== Assignment ==
Write out the entries exactly. None of the pictures should appear in the copy.

---*---

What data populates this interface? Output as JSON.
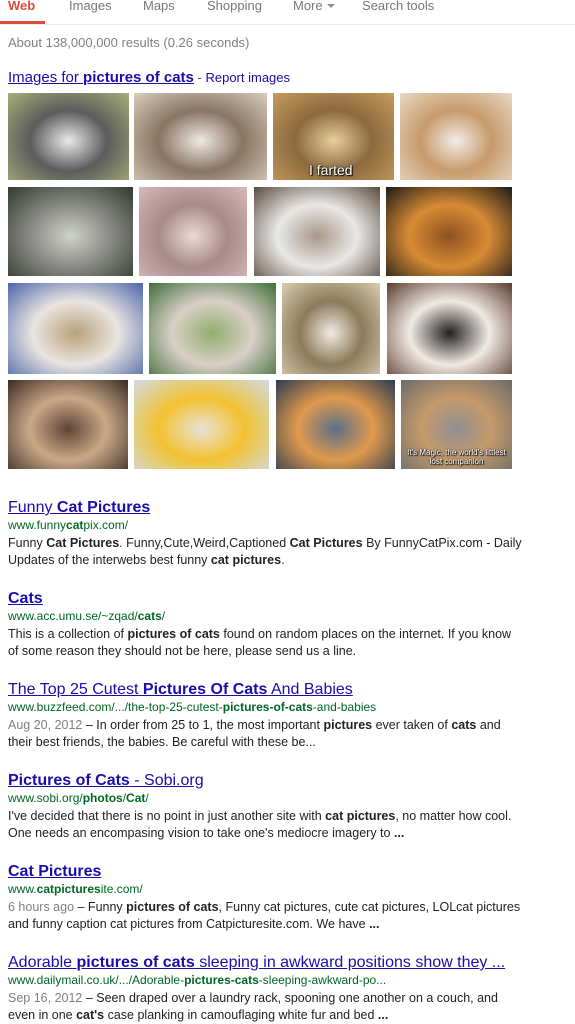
{
  "tabs": [
    "Web",
    "Images",
    "Maps",
    "Shopping",
    "More",
    "Search tools"
  ],
  "stats": "About 138,000,000 results (0.26 seconds)",
  "images_header": {
    "prefix": "Images for ",
    "query": "pictures of cats",
    "separator": " - ",
    "report": "Report images"
  },
  "image_captions": {
    "farted": "I farted",
    "magic_line1": "It's Magic, the world's littlest",
    "magic_line2": "lost companion"
  },
  "image_thumbs": [
    {
      "name": "kittens-group-bw",
      "colors": [
        "#a7b07a",
        "#5c5c5c",
        "#e9e9e9"
      ]
    },
    {
      "name": "tabby-sleeping",
      "colors": [
        "#d8cfc0",
        "#8a7462",
        "#eeeae2"
      ]
    },
    {
      "name": "tabby-smiling",
      "colors": [
        "#c89b5d",
        "#8b6a3f",
        "#e8cf9b"
      ]
    },
    {
      "name": "kitten-straw-hat",
      "colors": [
        "#e8d9c4",
        "#c79a6c",
        "#f2ede6"
      ]
    },
    {
      "name": "grey-kittens-grass",
      "colors": [
        "#2f3a2c",
        "#8a8a86",
        "#cfd3c9"
      ]
    },
    {
      "name": "cat-face-closeup",
      "colors": [
        "#d8b8b8",
        "#a88a8a",
        "#ecdad6"
      ]
    },
    {
      "name": "kittens-basket",
      "colors": [
        "#5a4a3e",
        "#e8e8e8",
        "#a89888"
      ]
    },
    {
      "name": "orange-kitten-toy",
      "colors": [
        "#1c1a18",
        "#d78b34",
        "#8c5220"
      ]
    },
    {
      "name": "three-kittens-blue",
      "colors": [
        "#4a64a8",
        "#e9e5e0",
        "#b9a07a"
      ]
    },
    {
      "name": "three-kittens-garden",
      "colors": [
        "#3f6e38",
        "#d9d0c6",
        "#8fae6e"
      ]
    },
    {
      "name": "tabby-white-portrait",
      "colors": [
        "#d9cdb0",
        "#8d7a5c",
        "#f1ece2"
      ]
    },
    {
      "name": "calico-portrait",
      "colors": [
        "#5c3b2d",
        "#f0e9e4",
        "#222222"
      ]
    },
    {
      "name": "calico-kitten-dark",
      "colors": [
        "#3a2a22",
        "#c9a889",
        "#5e4436"
      ]
    },
    {
      "name": "kitten-duck-hat",
      "colors": [
        "#cfdbe5",
        "#f2c230",
        "#e8e2d8"
      ]
    },
    {
      "name": "orange-kitten-blue",
      "colors": [
        "#2a3b4e",
        "#e09a4d",
        "#5b6f88"
      ]
    },
    {
      "name": "laughing-cat",
      "colors": [
        "#6b6b6b",
        "#c59a6a",
        "#909090"
      ]
    }
  ],
  "results": [
    {
      "title": [
        {
          "t": "Funny ",
          "b": false
        },
        {
          "t": "Cat Pictures",
          "b": true
        }
      ],
      "url": [
        {
          "t": "www.funny",
          "b": false
        },
        {
          "t": "cat",
          "b": true
        },
        {
          "t": "pix.com/",
          "b": false
        }
      ],
      "date": "",
      "snippet": [
        {
          "t": "Funny ",
          "b": false
        },
        {
          "t": "Cat Pictures",
          "b": true
        },
        {
          "t": ". Funny,Cute,Weird,Captioned ",
          "b": false
        },
        {
          "t": "Cat Pictures",
          "b": true
        },
        {
          "t": " By FunnyCatPix.com - Daily Updates of the interwebs best funny ",
          "b": false
        },
        {
          "t": "cat pictures",
          "b": true
        },
        {
          "t": ".",
          "b": false
        }
      ]
    },
    {
      "title": [
        {
          "t": "Cats",
          "b": true
        }
      ],
      "url": [
        {
          "t": "www.acc.umu.se/~zqad/",
          "b": false
        },
        {
          "t": "cats",
          "b": true
        },
        {
          "t": "/",
          "b": false
        }
      ],
      "date": "",
      "snippet": [
        {
          "t": "This is a collection of ",
          "b": false
        },
        {
          "t": "pictures of cats",
          "b": true
        },
        {
          "t": " found on random places on the internet. If you know of some reason they should not be here, please send us a line.",
          "b": false
        }
      ]
    },
    {
      "title": [
        {
          "t": "The Top 25 Cutest ",
          "b": false
        },
        {
          "t": "Pictures Of Cats",
          "b": true
        },
        {
          "t": " And Babies",
          "b": false
        }
      ],
      "url": [
        {
          "t": "www.buzzfeed.com/.../the-top-25-cutest-",
          "b": false
        },
        {
          "t": "pictures-of-cats",
          "b": true
        },
        {
          "t": "-and-babies",
          "b": false
        }
      ],
      "date": "Aug 20, 2012",
      "snippet": [
        {
          "t": " – In order from 25 to 1, the most important ",
          "b": false
        },
        {
          "t": "pictures",
          "b": true
        },
        {
          "t": " ever taken of ",
          "b": false
        },
        {
          "t": "cats",
          "b": true
        },
        {
          "t": " and their best friends, the babies. Be careful with these be...",
          "b": false
        }
      ]
    },
    {
      "title": [
        {
          "t": "Pictures of Cats",
          "b": true
        },
        {
          "t": " - Sobi.org",
          "b": false
        }
      ],
      "url": [
        {
          "t": "www.sobi.org/",
          "b": false
        },
        {
          "t": "photos",
          "b": true
        },
        {
          "t": "/",
          "b": false
        },
        {
          "t": "Cat",
          "b": true
        },
        {
          "t": "/",
          "b": false
        }
      ],
      "date": "",
      "snippet": [
        {
          "t": "I've decided that there is no point in just another site with ",
          "b": false
        },
        {
          "t": "cat pictures",
          "b": true
        },
        {
          "t": ", no matter how cool. One needs an encompasing vision to take one's mediocre imagery to ",
          "b": false
        },
        {
          "t": "...",
          "b": true
        }
      ]
    },
    {
      "title": [
        {
          "t": "Cat Pictures",
          "b": true
        }
      ],
      "url": [
        {
          "t": "www.",
          "b": false
        },
        {
          "t": "catpictures",
          "b": true
        },
        {
          "t": "ite.com/",
          "b": false
        }
      ],
      "date": "6 hours ago",
      "snippet": [
        {
          "t": " – Funny ",
          "b": false
        },
        {
          "t": "pictures of cats",
          "b": true
        },
        {
          "t": ", Funny cat pictures, cute cat pictures, LOLcat pictures and funny caption cat pictures from Catpicturesite.com. We have ",
          "b": false
        },
        {
          "t": "...",
          "b": true
        }
      ]
    },
    {
      "title": [
        {
          "t": "Adorable ",
          "b": false
        },
        {
          "t": "pictures of cats",
          "b": true
        },
        {
          "t": " sleeping in awkward positions show they ...",
          "b": false
        }
      ],
      "url": [
        {
          "t": "www.dailymail.co.uk/.../Adorable-",
          "b": false
        },
        {
          "t": "pictures-cats",
          "b": true
        },
        {
          "t": "-sleeping-awkward-po...",
          "b": false
        }
      ],
      "date": "Sep 16, 2012",
      "snippet": [
        {
          "t": " – Seen draped over a laundry rack, spooning one another on a couch, and even in one ",
          "b": false
        },
        {
          "t": "cat's",
          "b": true
        },
        {
          "t": " case planking in camouflaging white fur and bed ",
          "b": false
        },
        {
          "t": "...",
          "b": true
        }
      ]
    }
  ],
  "colors": {
    "accent": "#dd4b39",
    "link": "#1a0dab",
    "url": "#006621",
    "muted": "#808080"
  }
}
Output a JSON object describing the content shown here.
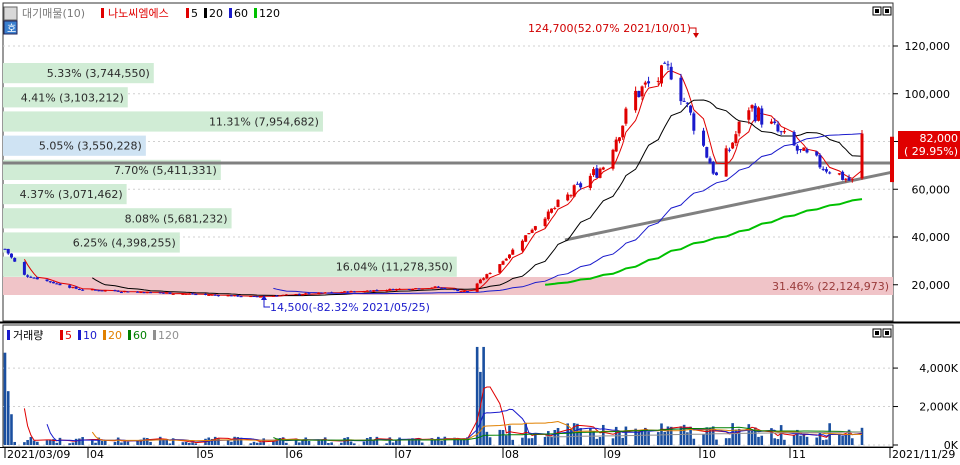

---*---

== Response for this exercise ==
What data populates this interface? Output as JSON.
{
  "tabs": [
    "Web",
    "Images",
    "Maps",
    "Shopping",
    "More",
    "Search tools"
  ],
  "stats": "About 138,000,000 results (0.26 seconds)",
  "images_header": {
    "prefix": "Images for ",
    "query": "pictures of cats",
    "separator": " - ",
    "report": "Report images"
  },
  "image_captions": {
    "farted": "I farted",
    "magic_line1": "It's Magic, the world's littlest",
    "magic_line2": "lost companion"
  },
  "image_thumbs": [
    {
      "name": "kittens-group-bw",
      "colors": [
        "#a7b07a",
        "#5c5c5c",
        "#e9e9e9"
      ]
    },
    {
      "name": "tabby-sleeping",
      "colors": [
        "#d8cfc0",
        "#8a7462",
        "#eeeae2"
      ]
    },
    {
      "name": "tabby-smiling",
      "colors": [
        "#c89b5d",
        "#8b6a3f",
        "#e8cf9b"
      ]
    },
    {
      "name": "kitten-straw-hat",
      "colors": [
        "#e8d9c4",
        "#c79a6c",
        "#f2ede6"
      ]
    },
    {
      "name": "grey-kittens-grass",
      "colors": [
        "#2f3a2c",
        "#8a8a86",
        "#cfd3c9"
      ]
    },
    {
      "name": "cat-face-closeup",
      "colors": [
        "#d8b8b8",
        "#a88a8a",
        "#ecdad6"
      ]
    },
    {
      "name": "kittens-basket",
      "colors": [
        "#5a4a3e",
        "#e8e8e8",
        "#a89888"
      ]
    },
    {
      "name": "orange-kitten-toy",
      "colors": [
        "#1c1a18",
        "#d78b34",
        "#8c5220"
      ]
    },
    {
      "name": "three-kittens-blue",
      "colors": [
        "#4a64a8",
        "#e9e5e0",
        "#b9a07a"
      ]
    },
    {
      "name": "three-kittens-garden",
      "colors": [
        "#3f6e38",
        "#d9d0c6",
        "#8fae6e"
      ]
    },
    {
      "name": "tabby-white-portrait",
      "colors": [
        "#d9cdb0",
        "#8d7a5c",
        "#f1ece2"
      ]
    },
    {
      "name": "calico-portrait",
      "colors": [
        "#5c3b2d",
        "#f0e9e4",
        "#222222"
      ]
    },
    {
      "name": "calico-kitten-dark",
      "colors": [
        "#3a2a22",
        "#c9a889",
        "#5e4436"
      ]
    },
    {
      "name": "kitten-duck-hat",
      "colors": [
        "#cfdbe5",
        "#f2c230",
        "#e8e2d8"
      ]
    },
    {
      "name": "orange-kitten-blue",
      "colors": [
        "#2a3b4e",
        "#e09a4d",
        "#5b6f88"
      ]
    },
    {
      "name": "laughing-cat",
      "colors": [
        "#6b6b6b",
        "#c59a6a",
        "#909090"
      ]
    }
  ],
  "results": [
    {
      "title": [
        {
          "t": "Funny ",
          "b": false
        },
        {
          "t": "Cat Pictures",
          "b": true
        }
      ],
      "url": [
        {
          "t": "www.funny",
          "b": false
        },
        {
          "t": "cat",
          "b": true
        },
        {
          "t": "pix.com/",
          "b": false
        }
      ],
      "date": "",
      "snippet": [
        {
          "t": "Funny ",
          "b": false
        },
        {
          "t": "Cat Pictures",
          "b": true
        },
        {
          "t": ". Funny,Cute,Weird,Captioned ",
          "b": false
        },
        {
          "t": "Cat Pictures",
          "b": true
        },
        {
          "t": " By FunnyCatPix.com - Daily Updates of the interwebs best funny ",
          "b": false
        },
        {
          "t": "cat pictures",
          "b": true
        },
        {
          "t": ".",
          "b": false
        }
      ]
    },
    {
      "title": [
        {
          "t": "Cats",
          "b": true
        }
      ],
      "url": [
        {
          "t": "www.acc.umu.se/~zqad/",
          "b": false
        },
        {
          "t": "cats",
          "b": true
        },
        {
          "t": "/",
          "b": false
        }
      ],
      "date": "",
      "snippet": [
        {
          "t": "This is a collection of ",
          "b": false
        },
        {
          "t": "pictures of cats",
          "b": true
        },
        {
          "t": " found on random places on the internet. If you know of some reason they should not be here, please send us a line.",
          "b": false
        }
      ]
    },
    {
      "title": [
        {
          "t": "The Top 25 Cutest ",
          "b": false
        },
        {
          "t": "Pictures Of Cats",
          "b": true
        },
        {
          "t": " And Babies",
          "b": false
        }
      ],
      "url": [
        {
          "t": "www.buzzfeed.com/.../the-top-25-cutest-",
          "b": false
        },
        {
          "t": "pictures-of-cats",
          "b": true
        },
        {
          "t": "-and-babies",
          "b": false
        }
      ],
      "date": "Aug 20, 2012",
      "snippet": [
        {
          "t": " – In order from 25 to 1, the most important ",
          "b": false
        },
        {
          "t": "pictures",
          "b": true
        },
        {
          "t": " ever taken of ",
          "b": false
        },
        {
          "t": "cats",
          "b": true
        },
        {
          "t": " and their best friends, the babies. Be careful with these be...",
          "b": false
        }
      ]
    },
    {
      "title": [
        {
          "t": "Pictures of Cats",
          "b": true
        },
        {
          "t": " - Sobi.org",
          "b": false
        }
      ],
      "url": [
        {
          "t": "www.sobi.org/",
          "b": false
        },
        {
          "t": "photos",
          "b": true
        },
        {
          "t": "/",
          "b": false
        },
        {
          "t": "Cat",
          "b": true
        },
        {
          "t": "/",
          "b": false
        }
      ],
      "date": "",
      "snippet": [
        {
          "t": "I've decided that there is no point in just another site with ",
          "b": false
        },
        {
          "t": "cat pictures",
          "b": true
        },
        {
          "t": ", no matter how cool. One needs an encompasing vision to take one's mediocre imagery to ",
          "b": false
        },
        {
          "t": "...",
          "b": true
        }
      ]
    },
    {
      "title": [
        {
          "t": "Cat Pictures",
          "b": true
        }
      ],
      "url": [
        {
          "t": "www.",
          "b": false
        },
        {
          "t": "catpictures",
          "b": true
        },
        {
          "t": "ite.com/",
          "b": false
        }
      ],
      "date": "6 hours ago",
      "snippet": [
        {
          "t": " – Funny ",
          "b": false
        },
        {
          "t": "pictures of cats",
          "b": true
        },
        {
          "t": ", Funny cat pictures, cute cat pictures, LOLcat pictures and funny caption cat pictures from Catpicturesite.com. We have ",
          "b": false
        },
        {
          "t": "...",
          "b": true
        }
      ]
    },
    {
      "title": [
        {
          "t": "Adorable ",
          "b": false
        },
        {
          "t": "pictures of cats",
          "b": true
        },
        {
          "t": " sleeping in awkward positions show they ...",
          "b": false
        }
      ],
      "url": [
        {
          "t": "www.dailymail.co.uk/.../Adorable-",
          "b": false
        },
        {
          "t": "pictures-cats",
          "b": true
        },
        {
          "t": "-sleeping-awkward-po...",
          "b": false
        }
      ],
      "date": "Sep 16, 2012",
      "snippet": [
        {
          "t": " – Seen draped over a laundry rack, spooning one another on a couch, and even in one ",
          "b": false
        },
        {
          "t": "cat's",
          "b": true
        },
        {
          "t": " case planking in camouflaging white fur and bed ",
          "b": false
        },
        {
          "t": "...",
          "b": true
        }
      ]
    }
  ],
  "colors": {
    "accent": "#dd4b39",
    "link": "#1a0dab",
    "url": "#006621",
    "muted": "#808080"
  }
}
Output a JSON object describing the content shown here.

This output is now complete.